Nine Year Old Son: (Looking quizzically at one of his books) Well, that’s queer!
Son: (blink, blink) what?
Me: What does ‘queer’ mean?
Son: Weird or strange (pause) kind of like you asking me what ‘queer’ means.
Apparently my nine year old uses, you know, the actual definition for the word, rather than the skewed reference I’ve heard bandied about by dunderheaded nitwits. Funny, because I don’t normally consider myself one of the politically correct people – you know, sooo concerned with people getting offended by non-issues. But I think I’m overly sensitive to what terms my kids learn and use, and what they’re picking up from the world... because the world can suck on occasion.
And I can get into whole discussions on what wrongheaded idiocy the world might teach your kid if you’re not paying good enough attention and opening the conversation... but really that’s not what this post is about. It’s about words.
If you ever need proof that words and their meanings change over short spans of time, just hang out with a kid. Apparently, my kids and their friends do use the word ‘queer’, but for the actual definition, not the ignorant one. I know this because they say it in front of adults... when they know they’re saying something wrong, they take great pains not to get caught.
For someone writing middle grade or YA, this information is imperative. I can’t have my characters use the same vernacular I used at that age, it’s outdated... okay, most of it’s outdated – there are a number of phrases kids think are so cool and original that were really old hat when I was a kid... but sometimes, they don’t mean the same thing.
My kid might say, “tricked” and what she means is updated or fresh. Like, “Her room is all tricked out.” - which basically means one of her friends redecorated her room. Not really a new phrase, either, we used to use it the same way to refer to cars...
But when I was a kid, ‘tricked’ or ‘trick’ usually meant to snitch. “Don’t be a trick” meant don’t run and tell your mom, or don’t whine. Depending on the situation, because really it started as a gang reference for someone who “tricked you out” to the cops. Kids pick it up and use it for their own purpose, though... and in fiction I think this phrase might only work in certain neighborhoods. Kids in upper middle class neighborhoods probably aren’t all that familiar with “tricks”.
Now, in fiction, I love a good voice. And a unique voice often means that they use phrases and words in a way you haven’t heard before, so I don’t think all phrases are out the window if they don’t exactly match real life – real life isn’t fiction, fiction is like real life on great drugs – it’s more fun with higher stakes. But I think, being wordsmiths, we have to be up on exactly what these words and phrases mean today or in the time frame we’re working with.
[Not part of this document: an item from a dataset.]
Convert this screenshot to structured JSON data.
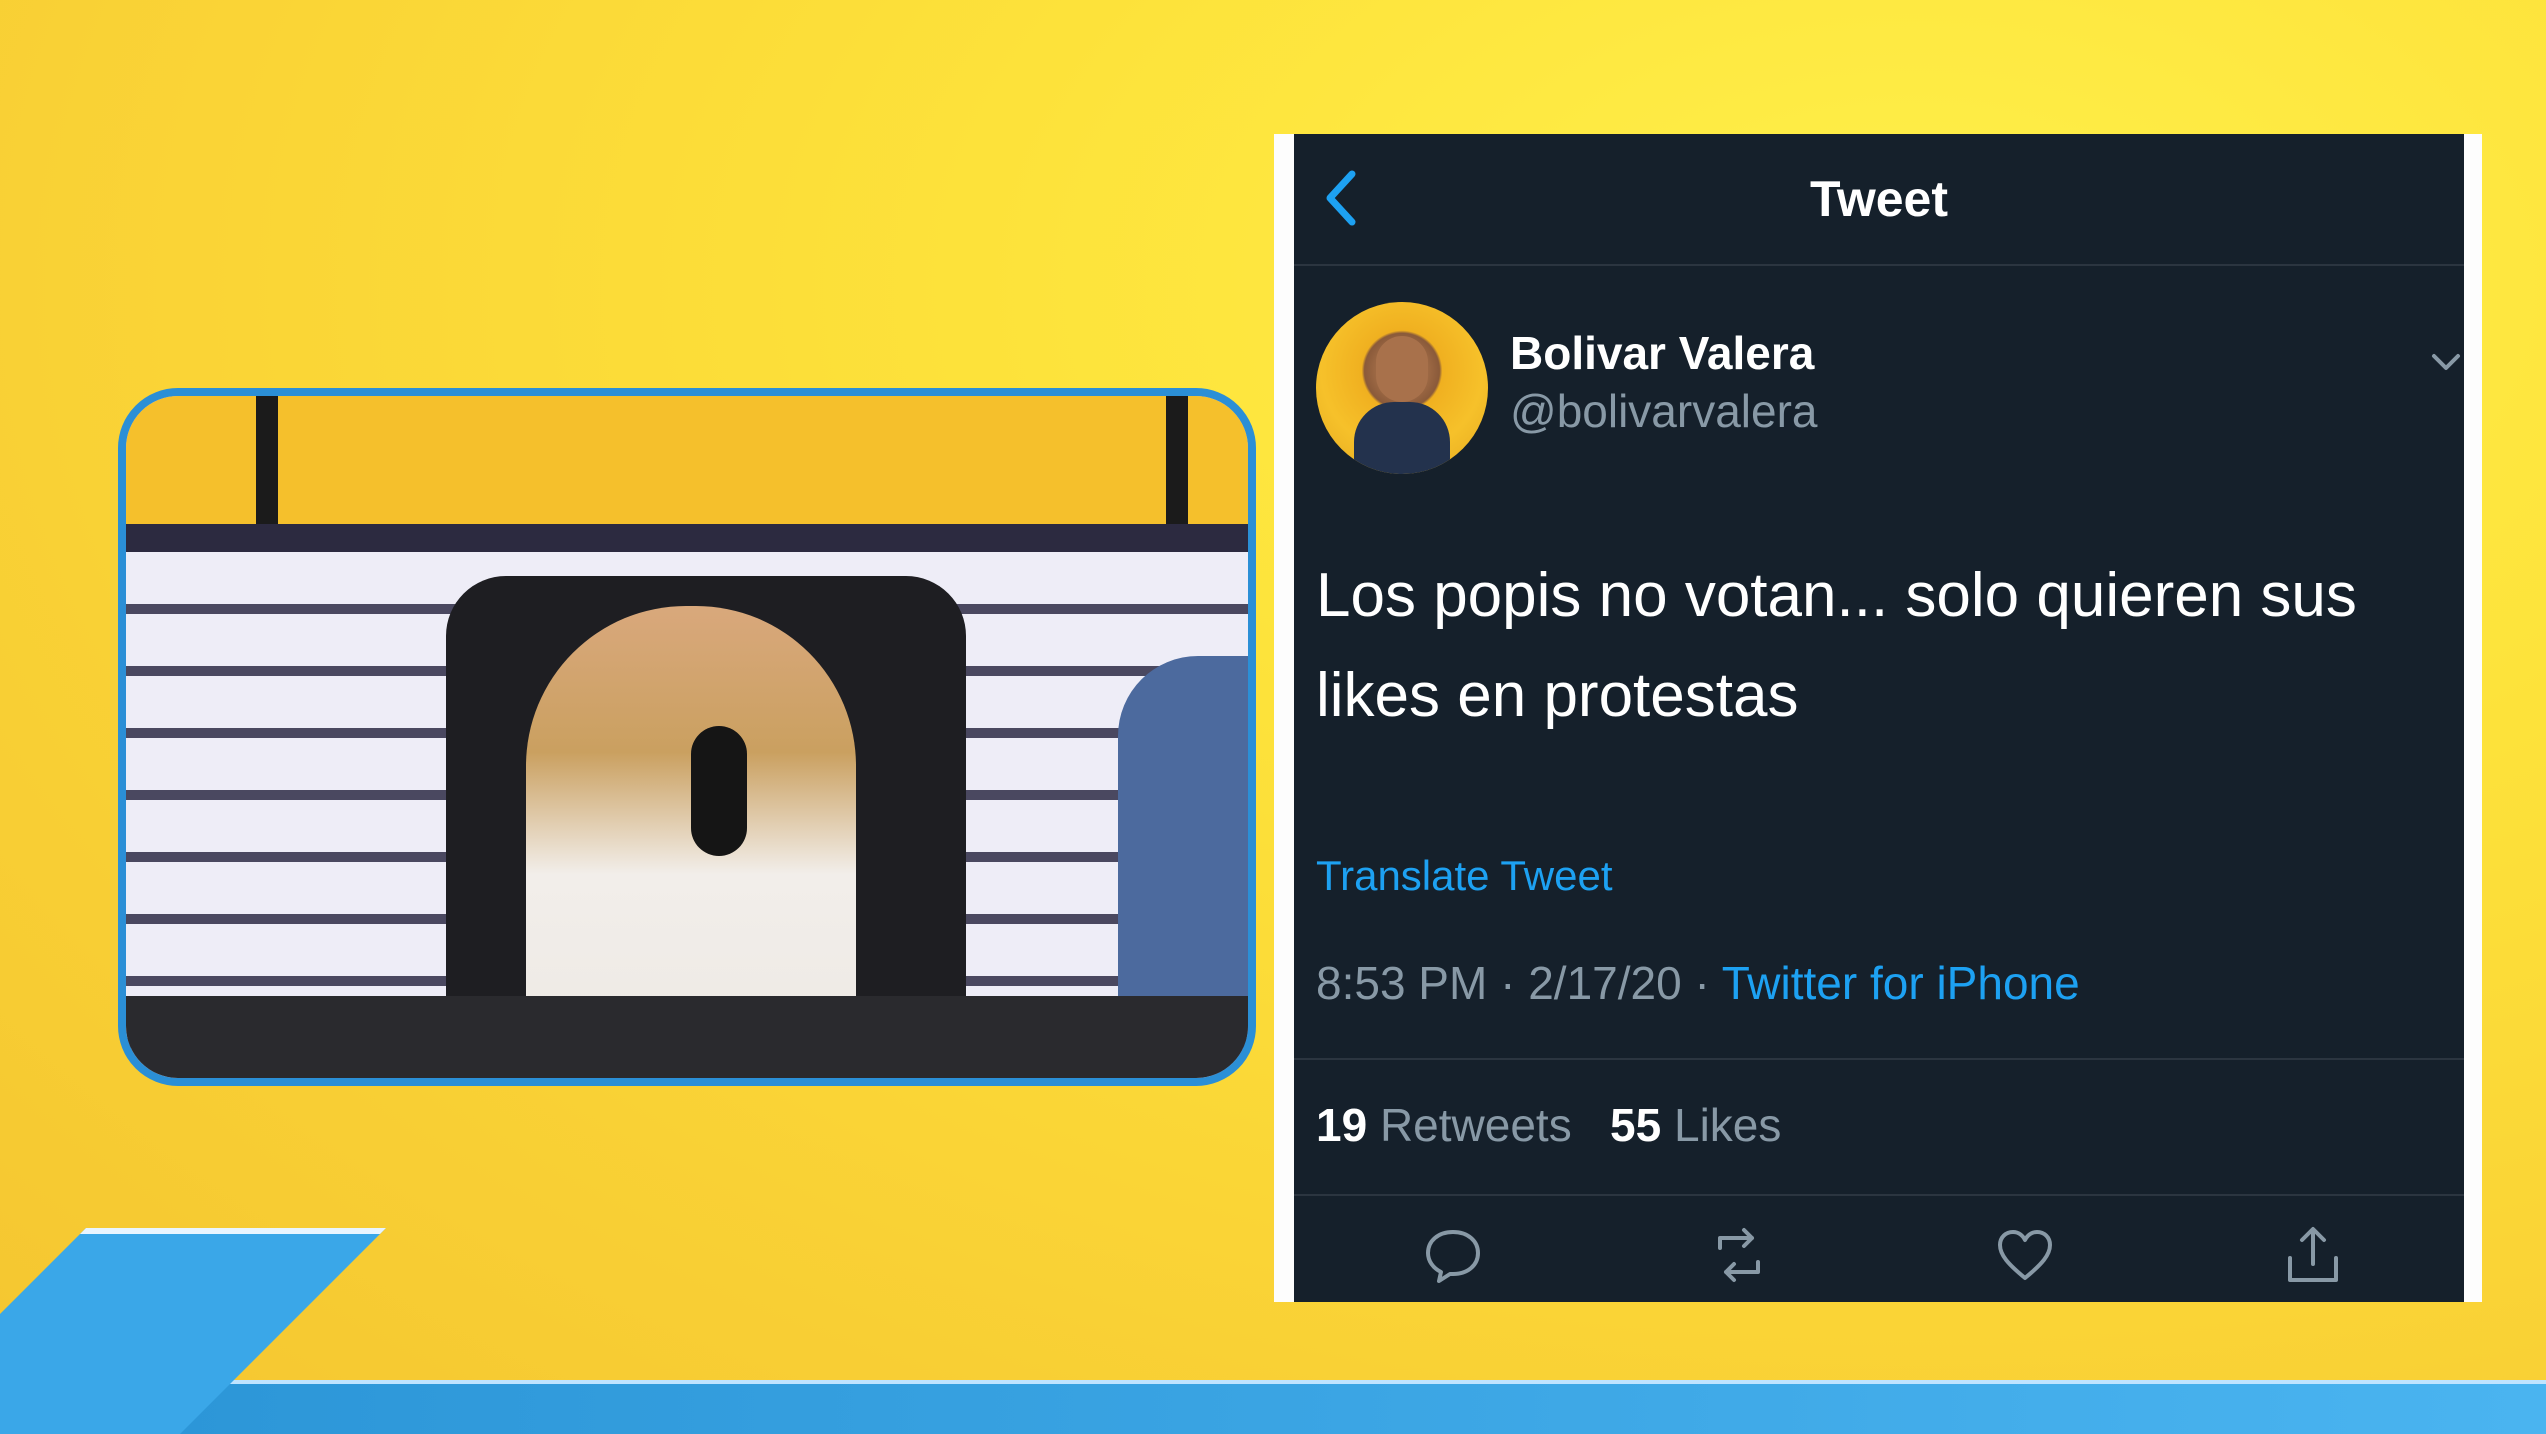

How about you? Have you used any words or phrases in your fiction and then looked back at it and though, “okay, this kid would never say this; my grandmother would’ve said it, maybe...”? Have you read a published book that used outdated phrasing? And what are your favorite current or past sayings?